Posted in Architecture, Australia, California, CityCenter, Cosmopolitan, Entertainment, Hard Rock Hotel, Harrah's, International, Internet gambling, James Packer, Lawrence Ho, Macau, PokerStars, Politics, Regulation, Taxes, The Strip, Warner Gaming
“Can the one-armed bandit reinvent itself? There is no doubt that gaming, specifically the slot machine, needs a face-lift.” — Deutsche Bank analyst Andrew Zarnett on new developments in casino technology.
Deutsche Bank analyst Carlo Santarelli visited Macao recently and found “limited signs of help on the way.” For instance, the anti-corruption campaign continues merrily forward, with arrests up 32% from last year. Give a dearth of VIP play, operators are moving more table games into the mass-market areas in their Cotai projects. There’s also hope, albeit cautious, that a compromise may be worked out in the no-smoking policy whereby smoking lounges could be retained on casino floors.
While Santarelli senses no major decline in business forthcoming, “we found nothing thesis changing and continue to see more Continue reading
For all the hoopla about the (fixed?) Mayweather-Pacquiao fight, Strip gaming revenues sent mixed signals. The game that matters most, baccarat, saw somewhat less play (-7%) but the house got beaten badly, its winnings down 36%. By contrast, all other table games saw 23% more volume and revenue. Slot coin-in was up 6% but here luck was with the house, which saw 12% higher winnings.

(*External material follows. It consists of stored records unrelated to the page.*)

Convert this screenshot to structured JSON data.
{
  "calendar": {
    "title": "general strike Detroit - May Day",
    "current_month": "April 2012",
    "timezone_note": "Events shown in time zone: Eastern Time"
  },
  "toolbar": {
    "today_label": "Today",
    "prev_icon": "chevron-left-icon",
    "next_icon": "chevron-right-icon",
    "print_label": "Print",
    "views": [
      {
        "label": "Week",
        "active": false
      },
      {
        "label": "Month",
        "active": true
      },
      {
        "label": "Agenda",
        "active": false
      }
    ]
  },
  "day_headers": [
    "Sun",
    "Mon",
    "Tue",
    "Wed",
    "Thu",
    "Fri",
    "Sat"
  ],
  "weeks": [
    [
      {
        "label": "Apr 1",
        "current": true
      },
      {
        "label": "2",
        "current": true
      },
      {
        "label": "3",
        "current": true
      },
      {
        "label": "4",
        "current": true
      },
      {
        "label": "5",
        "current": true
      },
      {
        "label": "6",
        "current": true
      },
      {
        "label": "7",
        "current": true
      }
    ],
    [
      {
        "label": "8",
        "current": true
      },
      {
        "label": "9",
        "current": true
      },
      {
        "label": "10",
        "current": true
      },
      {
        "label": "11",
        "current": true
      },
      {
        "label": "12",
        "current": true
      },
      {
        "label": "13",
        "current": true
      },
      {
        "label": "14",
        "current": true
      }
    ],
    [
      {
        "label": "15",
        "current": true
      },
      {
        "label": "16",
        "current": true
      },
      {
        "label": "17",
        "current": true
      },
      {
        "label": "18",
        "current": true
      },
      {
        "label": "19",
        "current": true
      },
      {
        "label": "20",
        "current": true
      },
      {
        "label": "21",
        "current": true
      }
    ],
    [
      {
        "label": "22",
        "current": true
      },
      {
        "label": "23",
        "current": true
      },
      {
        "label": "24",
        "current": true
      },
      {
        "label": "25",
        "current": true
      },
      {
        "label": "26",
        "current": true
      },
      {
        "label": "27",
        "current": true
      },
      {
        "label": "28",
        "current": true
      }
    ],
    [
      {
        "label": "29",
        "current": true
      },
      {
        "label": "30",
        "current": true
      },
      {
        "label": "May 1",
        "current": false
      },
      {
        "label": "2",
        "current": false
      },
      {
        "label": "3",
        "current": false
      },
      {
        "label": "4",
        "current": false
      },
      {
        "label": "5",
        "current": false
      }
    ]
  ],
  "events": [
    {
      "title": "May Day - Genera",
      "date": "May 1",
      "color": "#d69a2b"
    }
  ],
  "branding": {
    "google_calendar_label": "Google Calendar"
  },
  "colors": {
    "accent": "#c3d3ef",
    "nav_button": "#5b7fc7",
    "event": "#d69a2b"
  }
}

Concluded J.P. Morgan analyst Joseph Greff, “Overall, we continue to think that LV Strip can generate low to mid-single RevPAR and visitation growth, though given a likely slowdown in Chinese players, we expect the market to continue to experiencing volatility in baccarat play.”
While the Strip only saw 1% growth overall, locals play generated an Continue reading

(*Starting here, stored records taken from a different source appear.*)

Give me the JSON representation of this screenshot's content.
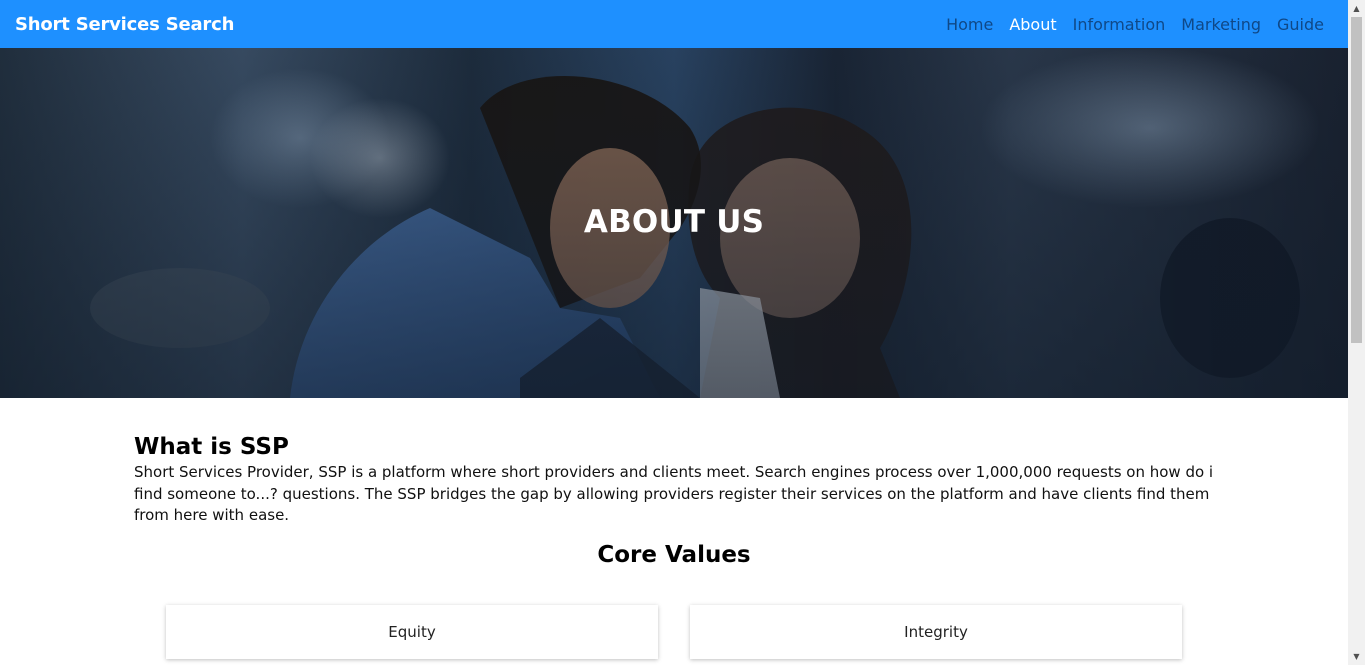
{
  "navbar": {
    "brand": "Short Services Search",
    "links": [
      {
        "label": "Home"
      },
      {
        "label": "About"
      },
      {
        "label": "Information"
      },
      {
        "label": "Marketing"
      },
      {
        "label": "Guide"
      }
    ],
    "active": "About",
    "bg_color": "#1e90ff"
  },
  "hero": {
    "title": "ABOUT US"
  },
  "about": {
    "heading": "What is SSP",
    "text": "Short Services Provider, SSP is a platform where short providers and clients meet. Search engines process over 1,000,000 requests on how do i find someone to...? questions. The SSP bridges the gap by allowing providers register their services on the platform and have clients find them from here with ease."
  },
  "core_values": {
    "heading": "Core Values",
    "items": [
      {
        "label": "Equity"
      },
      {
        "label": "Integrity"
      }
    ]
  }
}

Posted in Alabama, Atlantic City, Boulder Strip, Downtown, Economy, Harrah's, Lake Tahoe, Laughlin, Massachusetts, MGM Mirage, North Las Vegas, Penn National, Regulation, Reno, Transportation, Wall Street, Warner Gaming
Two presidential aspirants, Sens. Lindsey Graham (R) and Marco Rubio (R), joined forces with a gaggle of other senators in reintroducing “Restoration of America’s Wire Act,” Sheldon Adelson‘s pet vehicle for keeping his competitors out of Internet gambling. Among those joining Graham were Sens. Dianne Feinstein (D) and Kelly Ayotte (R), giving the bill bipartisan and bicoastal sponsorship. It’s not clear from the language if state lotteries would still be allowed to use servers outside their borders but the horsey set still gets a carve-out for bets on the ponies.

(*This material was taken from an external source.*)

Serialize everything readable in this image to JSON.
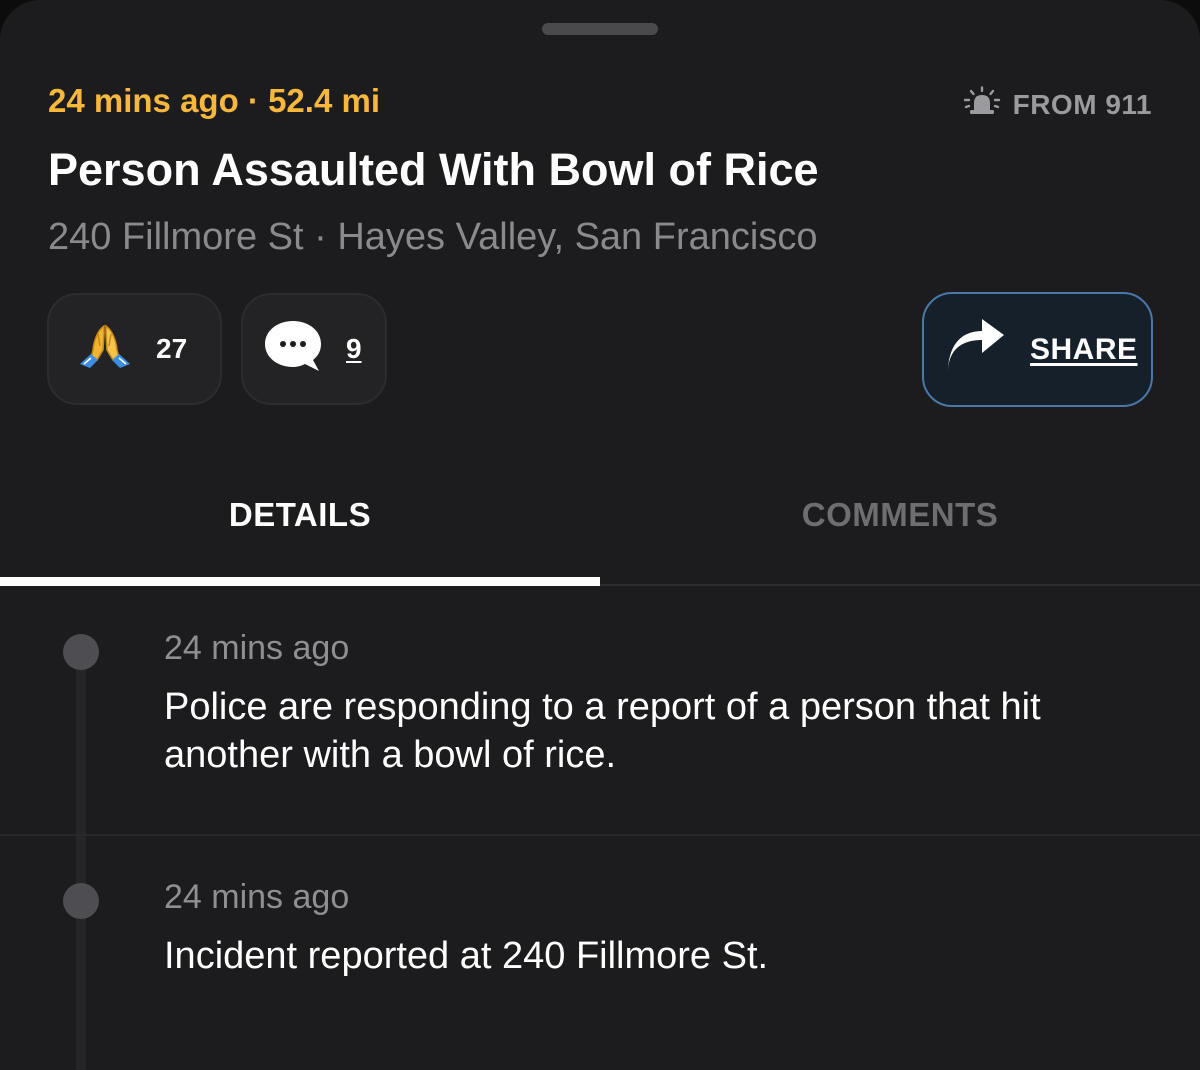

Free-market conservatives are expected to oppose the bill, as are Continue reading
Posted in Florida, Harrah's, Internet gambling, Macau, MGM Mirage, Politics, Regulation, Sheldon Adelson, Technology, The Mob, Tribal
Three casino proposals were weighed in the balance and two were found wanting, as the Kansas State Lottery Gaming Facility Review Board sifted the pros and cons, ultimately settling on the
lowest-budgeted of the contenders, Kansas Crossing. The project, named for its strategic location at the intersection of U.S. 400 and U.S. 69, was deemed to be of the best size and the most realistic in its revenue projections. The fact that several of its investors, somewhat incestuously, are involved with two other Kansas casinos actually counted as a plus. Kansas Crossing got five of the seven votes.
Phil Ruffin‘s Camptown Casino didn’t garner a single Continue reading
“I understand the desire to stick it to the tribe, given that it has outmaneuvered, well, everyone. But this lawsuit seems like a loser for the state … I haven’t seen any signs of plague ravaging the land. No frogs running amok. Not so much as a single locust.” — Arizona Republic columnist Laurie Roberts, advocating that the state, with political jujitsu, legalize racinos instead of continuing to fight the Tohono O’odham Nation‘s Glendale casino project.